    so what we were working on was a simple, easy-to-understand web-game that players had the option to either use or not use. if they opted out, it kept there characters safe from being destroyed by another player and they could let that character live or die based on their own particular wishes, but if they wanted to attack or kill another player’s character, they would HAVE to play the game. and by playing the game, they’d automatically make themselves susceptible to being attacked and killed by another player.

    only problem is, there’s no such thing as a “simple” web-game i’ve discovered. so maybe i’ll eventually plan out the development of such a game and do a kickstarter campaign to complete that, but in them meantime i’m wondering if a simple reboot of what we already have can tide people over and perhaps reinvigorate the community for a while. just long enough for me to get the real deal holyfield together.

    is it really worthwhile as a kind of stop gap, do yall suppose?

    • Anonymous

      towards the end, I had assembled a wiki, and it was under construction when the community tanked, and then I got caught up in personal issues. Perhaps a well maintained wiki, where people had to look to for information. We could format timelines, and assemble articles on the major conflicts and events, making it easier for somebody that hadn’t been there for some time to jump back in.

      • Quouar

        I agree that the Wiki was an excellent idea. If nothing else, the very process of making pages made me research what exactly happened during some of these events. It helps people get more involved.

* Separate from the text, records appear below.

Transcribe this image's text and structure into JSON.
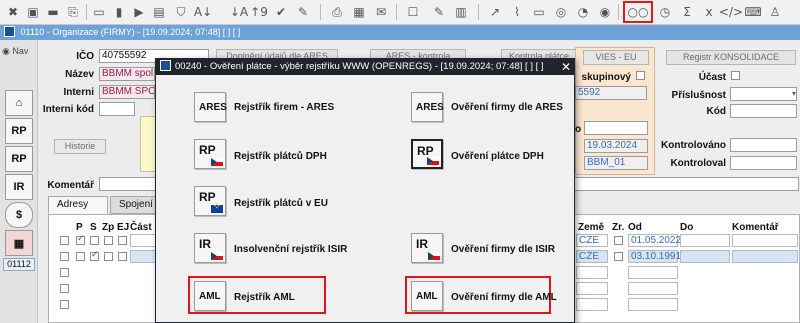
{
  "toolbar": {
    "icons": [
      "close-icon",
      "save-icon",
      "delete-icon",
      "copy-icon",
      "record-icon",
      "list-icon",
      "filter-icon",
      "sort-alpha-icon",
      "sort-numeric-icon",
      "check-icon",
      "edit-icon",
      "print-icon",
      "preview-icon",
      "mail-icon",
      "form-icon",
      "note-icon",
      "stats-icon",
      "link-icon",
      "attach-icon",
      "layout-icon",
      "globe-icon",
      "pie-icon",
      "eye-icon",
      "glasses-icon",
      "clock-icon",
      "sum-icon",
      "excel-icon",
      "code-icon",
      "keyboard-icon",
      "person-icon"
    ]
  },
  "window": {
    "title": "01110 - Organizace (FIRMY) - [19.09.2024; 07:48]  [ ]  [ ]"
  },
  "left": {
    "nav_label": "Nav",
    "record_number": "01112"
  },
  "form": {
    "ico_label": "IČO",
    "ico_value": "40755592",
    "nazev_label": "Název",
    "nazev_value": "BBMM spol. s",
    "interni_label": "Interni",
    "interni_value": "BBMM SPOL.",
    "interni_kod_label": "Interni kód",
    "historie_button": "Historie",
    "komentar_label": "Komentář",
    "btn_doplneni": "Doplnění údajů dle ARES",
    "btn_ares_kontrola": "ARES - kontrola",
    "btn_kontrola_platce": "Kontrola plátce",
    "vies_label": "VIES - EU",
    "registr_label": "Registr KONSOLIDACE",
    "skupinovy_label": "skupinový",
    "dic_value": "5592",
    "date_label_suffix": "o",
    "date_value": "19.03.2024",
    "user_label_suffix": "il",
    "user_value": "BBM_01",
    "ucast_label": "Účast",
    "prislusnost_label": "Příslušnost",
    "kod_label": "Kód",
    "kontrolovano_label": "Kontrolováno",
    "kontroloval_label": "Kontroloval"
  },
  "tabs": [
    {
      "label": "Adresy"
    },
    {
      "label": "Spojení"
    }
  ],
  "grid": {
    "headers": [
      "P",
      "S",
      "Zp",
      "EJ",
      "Část",
      "Země",
      "Zr.",
      "Od",
      "Do",
      "Komentář"
    ],
    "rows": [
      {
        "zeme": "CZE",
        "od": "01.05.2022"
      },
      {
        "zeme": "CZE",
        "od": "03.10.1991"
      }
    ]
  },
  "dialog": {
    "title": "00240 - Ověření plátce - výběr rejstříku WWW (OPENREGS) - [19.09.2024; 07:48]  [ ]  [ ]",
    "items": [
      {
        "icon": "ARES",
        "label": "Rejstřík firem - ARES"
      },
      {
        "icon": "ARES",
        "label": "Ověření firmy dle ARES"
      },
      {
        "icon": "RP",
        "label": "Rejstřík plátců DPH"
      },
      {
        "icon": "RP",
        "label": "Ověření plátce DPH"
      },
      {
        "icon": "RP",
        "label": "Rejstřík plátců v EU"
      },
      {
        "icon": "IR",
        "label": "Insolvenční rejstřík ISIR"
      },
      {
        "icon": "IR",
        "label": "Ověření firmy dle ISIR"
      },
      {
        "icon": "AML",
        "label": "Rejstřík AML"
      },
      {
        "icon": "AML",
        "label": "Ověření firmy dle AML"
      }
    ]
  },
  "colors": {
    "highlight": "#e01515",
    "title_bar": "#6fa2d8",
    "dialog_title": "#20242c"
  }
}
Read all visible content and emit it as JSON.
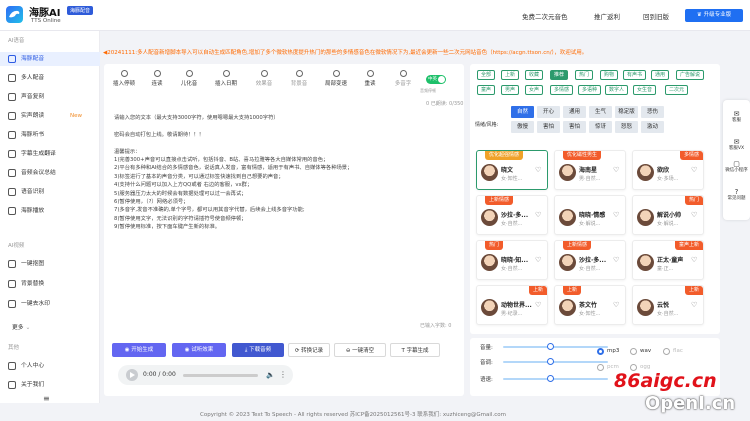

        As for the problems I see as inherent, I don’t really see a way to fix them. If you make the community larger – thus increasing the number of posts – you also get more plots and fewer people who are close to each other, meaning characters probably won’t last as long or be as heavily invested in. But when you have a small community, they just won’t post as much due to real life things or just lack of interest. I don’t really see a happy medium.

  • Pingback: lastdaysjournal.com | superfreako productions()

  • superestes

    Why not just get notch on-board and just use the minecraft game that exists with modifications (which would be relatively simple) to flood the server/world with zombies?

    • you know that sounds awesome, but i must admit that i don’t know what any of it means. i built what we have so far from scratch in just straight php, but i’m still a bit of a hack programmer. i tell you what though, if you’re a programmer and willing to help out, i’d love to talk! chad@superfreako.com if you’re interested!

Web Analytics